Sorin Schwimmer
In reply to this post by David Woolley (E.L)

Jim,

I'm not making a website, but a documentation. I am using (or abusing) the web page concept just because it fits better to my purpose. I know my audience and am addressing only it, so I don't try to respect standards, assure accessibility etc. That's why I (clearly) abuse the abbr element - it doesn't clarify an abbreviation, it rather shows a text when the mouse hover over the image.

My table is defined with border=0 and the <hr> is left only on the right cell on purpose - that's the look that I want.

Having said that, I don't have a "server-side" solution (I would know how to do that). I am delivering all the files in a zip, the user unpacks it and starts index.html. Of course, I can use JavaScript, but I found to be too much work vs the benefit.

I solved my problem by typing and copying-and-pasting, but my suggestion came as a way to solve the more general problem of repetitive content. If it will be implemented, for my documentation it will be too late anyway.

So, that's what and why am I proposing, and looking for your feedback.

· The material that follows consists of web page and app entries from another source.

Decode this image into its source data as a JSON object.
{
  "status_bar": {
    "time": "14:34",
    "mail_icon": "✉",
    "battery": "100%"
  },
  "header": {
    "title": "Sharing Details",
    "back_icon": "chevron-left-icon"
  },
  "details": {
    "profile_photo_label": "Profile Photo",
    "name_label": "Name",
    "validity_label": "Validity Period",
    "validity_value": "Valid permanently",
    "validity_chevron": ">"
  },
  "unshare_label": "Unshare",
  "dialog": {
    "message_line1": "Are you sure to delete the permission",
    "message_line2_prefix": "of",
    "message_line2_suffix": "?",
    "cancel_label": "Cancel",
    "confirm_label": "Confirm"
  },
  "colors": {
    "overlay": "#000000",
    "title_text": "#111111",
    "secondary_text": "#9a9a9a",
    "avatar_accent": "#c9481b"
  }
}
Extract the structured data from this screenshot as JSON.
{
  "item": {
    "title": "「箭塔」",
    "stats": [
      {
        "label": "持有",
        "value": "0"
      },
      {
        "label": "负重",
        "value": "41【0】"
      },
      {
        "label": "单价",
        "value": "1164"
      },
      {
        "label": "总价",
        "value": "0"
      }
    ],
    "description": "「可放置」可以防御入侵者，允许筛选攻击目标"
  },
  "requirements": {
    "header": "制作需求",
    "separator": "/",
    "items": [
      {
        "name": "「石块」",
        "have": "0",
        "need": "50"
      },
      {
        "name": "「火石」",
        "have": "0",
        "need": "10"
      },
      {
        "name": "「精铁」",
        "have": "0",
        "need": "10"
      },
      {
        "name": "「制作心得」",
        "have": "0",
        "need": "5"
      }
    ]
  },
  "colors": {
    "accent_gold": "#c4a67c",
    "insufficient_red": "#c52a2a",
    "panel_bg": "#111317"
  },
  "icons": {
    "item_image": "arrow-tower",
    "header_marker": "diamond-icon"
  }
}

Btw, with every answer I learned a bit more, so thank you all, and am looking forward for more reactions. If the conclusion is that such a preprocessor + substitution makes sense, we may end up with a better development environment. If, on the other hand, there is not much enthusiasm for such a thing, there was still a healthy debate with learning opportunities for all of us.

Regards,
Sorin Schwimmer